PROBLEM STATEMENT: Please copy each line below that contains the word "processes".

[DATA FOR ANALYSIS — start]

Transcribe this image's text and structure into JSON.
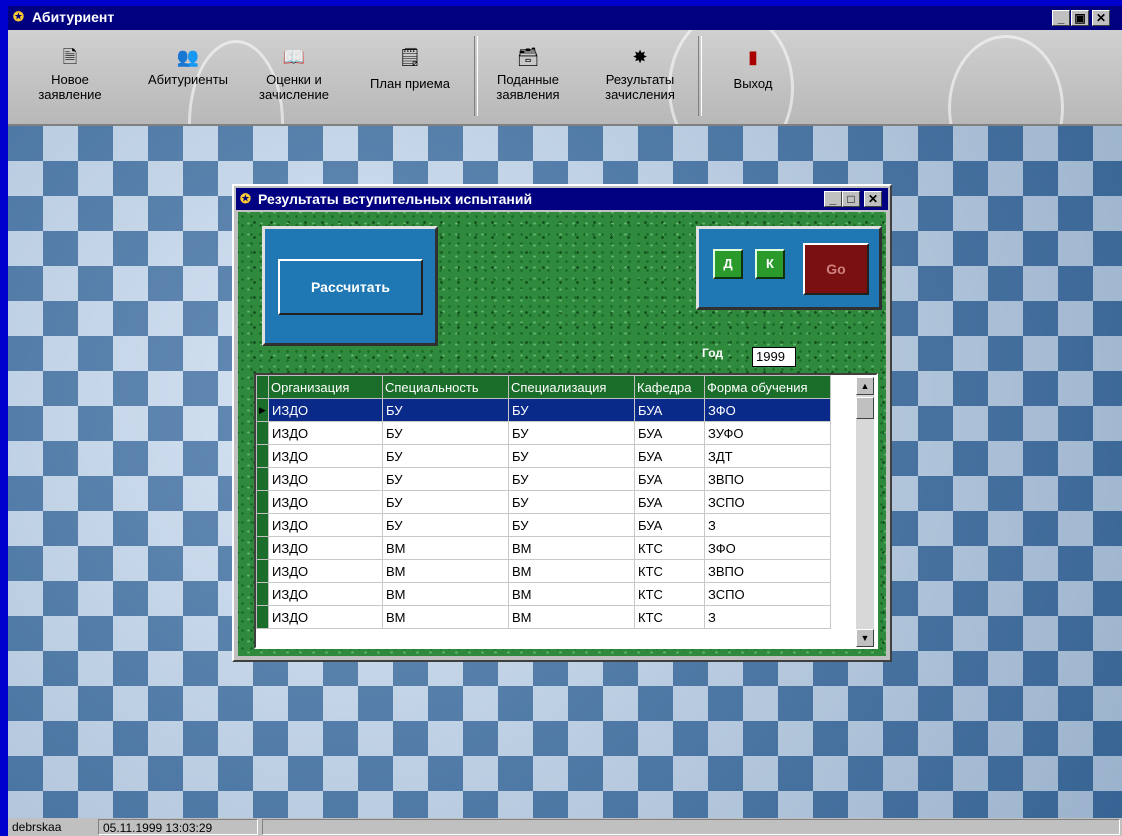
{
  "window": {
    "title": "Абитуриент"
  },
  "toolbar": {
    "items": [
      {
        "label": "Новое\nзаявление",
        "icon": "new-document-icon"
      },
      {
        "label": "Абитуриенты",
        "icon": "people-icon"
      },
      {
        "label": "Оценки и\nзачисление",
        "icon": "book-icon"
      },
      {
        "label": "План приема",
        "icon": "plan-icon"
      },
      {
        "label": "Поданные\nзаявления",
        "icon": "applications-icon"
      },
      {
        "label": "Результаты\nзачисления",
        "icon": "results-icon"
      },
      {
        "label": "Выход",
        "icon": "exit-door-icon"
      }
    ]
  },
  "dialog": {
    "title": "Результаты вступительных испытаний",
    "calc_button": "Рассчитать",
    "btn_d": "Д",
    "btn_k": "К",
    "btn_go": "Go",
    "year_label": "Год",
    "year_value": "1999",
    "table": {
      "columns": [
        "Организация",
        "Специальность",
        "Специализация",
        "Кафедра",
        "Форма обучения"
      ],
      "rows": [
        [
          "ИЗДО",
          "БУ",
          "БУ",
          "БУА",
          "ЗФО"
        ],
        [
          "ИЗДО",
          "БУ",
          "БУ",
          "БУА",
          "ЗУФО"
        ],
        [
          "ИЗДО",
          "БУ",
          "БУ",
          "БУА",
          "ЗДТ"
        ],
        [
          "ИЗДО",
          "БУ",
          "БУ",
          "БУА",
          "ЗВПО"
        ],
        [
          "ИЗДО",
          "БУ",
          "БУ",
          "БУА",
          "ЗСПО"
        ],
        [
          "ИЗДО",
          "БУ",
          "БУ",
          "БУА",
          "З"
        ],
        [
          "ИЗДО",
          "ВМ",
          "ВМ",
          "КТС",
          "ЗФО"
        ],
        [
          "ИЗДО",
          "ВМ",
          "ВМ",
          "КТС",
          "ЗВПО"
        ],
        [
          "ИЗДО",
          "ВМ",
          "ВМ",
          "КТС",
          "ЗСПО"
        ],
        [
          "ИЗДО",
          "ВМ",
          "ВМ",
          "КТС",
          "З"
        ]
      ],
      "selected_row": 0
    }
  },
  "status": {
    "user": "debrskaa",
    "datetime": "05.11.1999 13:03:29"
  },
  "colors": {
    "title_bar": "#000080",
    "grid_header": "#1a6e2a",
    "selection": "#0a2a8a",
    "go_button": "#7a1010"
  }
}
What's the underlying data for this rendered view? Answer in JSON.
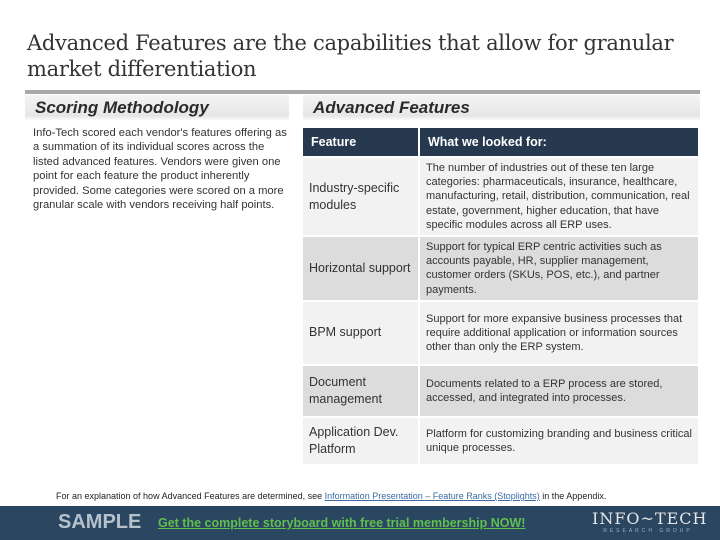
{
  "title": "Advanced Features are the capabilities that allow for granular market differentiation",
  "left": {
    "heading": "Scoring Methodology",
    "body": "Info-Tech scored each vendor's features offering as a summation of its individual scores across the listed advanced features. Vendors were given one point for each feature the product inherently provided. Some categories were scored on a more granular scale with vendors receiving half points."
  },
  "right": {
    "heading": "Advanced Features",
    "table": {
      "headers": [
        "Feature",
        "What we looked for:"
      ],
      "rows": [
        {
          "feature": "Industry-specific modules",
          "description": "The number of industries out of these ten large categories: pharmaceuticals, insurance, healthcare, manufacturing, retail, distribution, communication, real estate, government, higher education, that have specific modules across all ERP uses."
        },
        {
          "feature": "Horizontal support",
          "description": "Support for typical ERP centric activities such as accounts payable, HR, supplier management, customer orders (SKUs, POS, etc.), and partner payments."
        },
        {
          "feature": "BPM support",
          "description": "Support for more expansive business processes that require additional application or information sources other than only the ERP system."
        },
        {
          "feature": "Document management",
          "description": "Documents related to a ERP process are stored, accessed, and integrated into processes."
        },
        {
          "feature": "Application Dev. Platform",
          "description": "Platform for customizing branding and business critical unique processes."
        }
      ]
    }
  },
  "footnote": {
    "prefix": "For an explanation of how Advanced Features are determined, see ",
    "link": "Information Presentation – Feature Ranks (Stoplights)",
    "suffix": " in the Appendix."
  },
  "banner": {
    "sample": "SAMPLE",
    "cta": "Get the complete storyboard with free trial membership NOW!",
    "logo_main": "INFO~TECH",
    "logo_sub": "RESEARCH GROUP"
  }
}
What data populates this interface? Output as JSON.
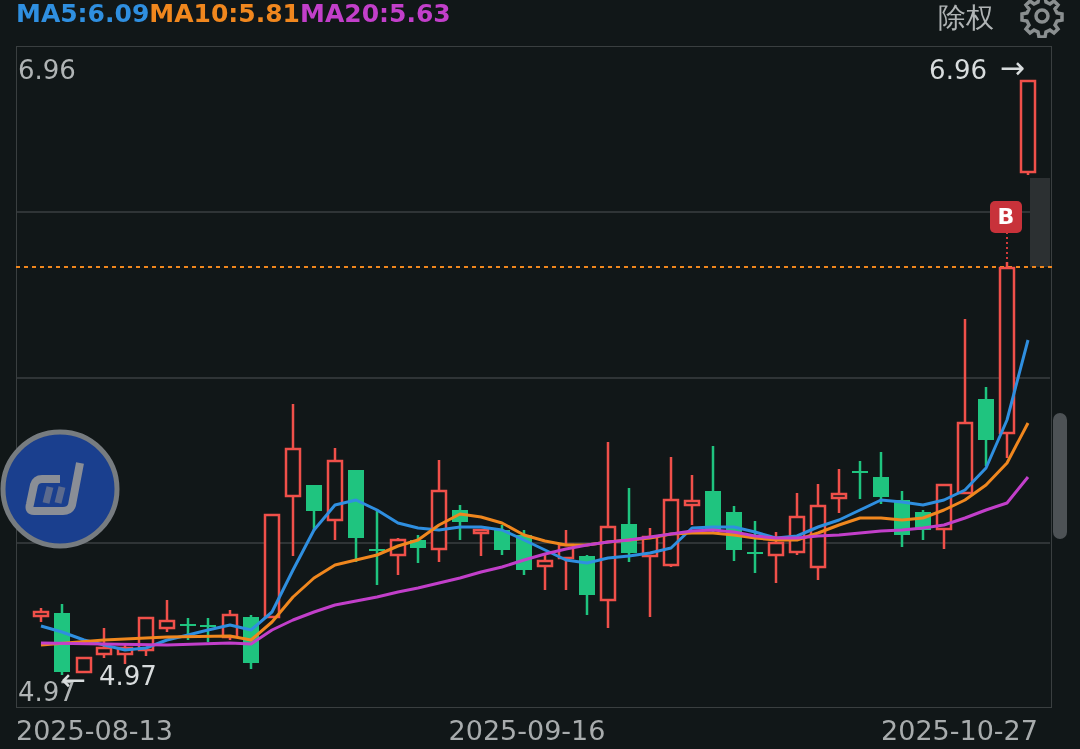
{
  "indicators": [
    {
      "label": "MA5:6.09",
      "color": "#2f8fe0"
    },
    {
      "label": "MA10:5.81",
      "color": "#f0871e"
    },
    {
      "label": "MA20:5.63",
      "color": "#c23fca"
    }
  ],
  "adjust_button": "除权",
  "y_axis": {
    "max": "6.96",
    "min": "4.97"
  },
  "high_marker": {
    "value": "6.96",
    "arrow": "→"
  },
  "low_marker": {
    "value": "4.97",
    "arrow": "←"
  },
  "trade_marker": "B",
  "x_axis": [
    "2025-08-13",
    "2025-09-16",
    "2025-10-27"
  ]
}
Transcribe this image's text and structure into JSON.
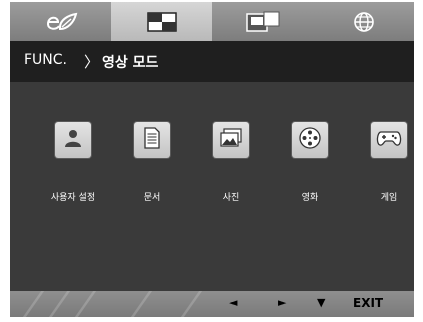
{
  "tabs": [
    {
      "icon": "eco-icon",
      "active": false
    },
    {
      "icon": "picture-mode-icon",
      "active": true
    },
    {
      "icon": "split-screen-icon",
      "active": false
    },
    {
      "icon": "globe-icon",
      "active": false
    }
  ],
  "header": {
    "func_label": "FUNC.",
    "separator": "〉",
    "mode_title": "영상 모드"
  },
  "modes": [
    {
      "label": "사용자 설정",
      "icon": "person-icon"
    },
    {
      "label": "문서",
      "icon": "document-icon"
    },
    {
      "label": "사진",
      "icon": "photo-icon"
    },
    {
      "label": "영화",
      "icon": "film-reel-icon"
    },
    {
      "label": "게임",
      "icon": "gamepad-icon"
    }
  ],
  "footer": {
    "left_arrow": "◄",
    "right_arrow": "►",
    "down_arrow": "▼",
    "exit_label": "EXIT"
  },
  "colors": {
    "panel": "#3a3a3a",
    "titlebar": "#1f1f1f",
    "tab_bar": "#8a8a8a",
    "active_tab": "#c8c8c8"
  }
}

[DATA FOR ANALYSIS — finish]

ANSWER BOX:
          "description": "Support for more expansive business processes that require additional application or information sources other than only the ERP system."
          "description": "Documents related to a ERP process are stored, accessed, and integrated into processes."
          "description": "Platform for customizing branding and business critical unique processes."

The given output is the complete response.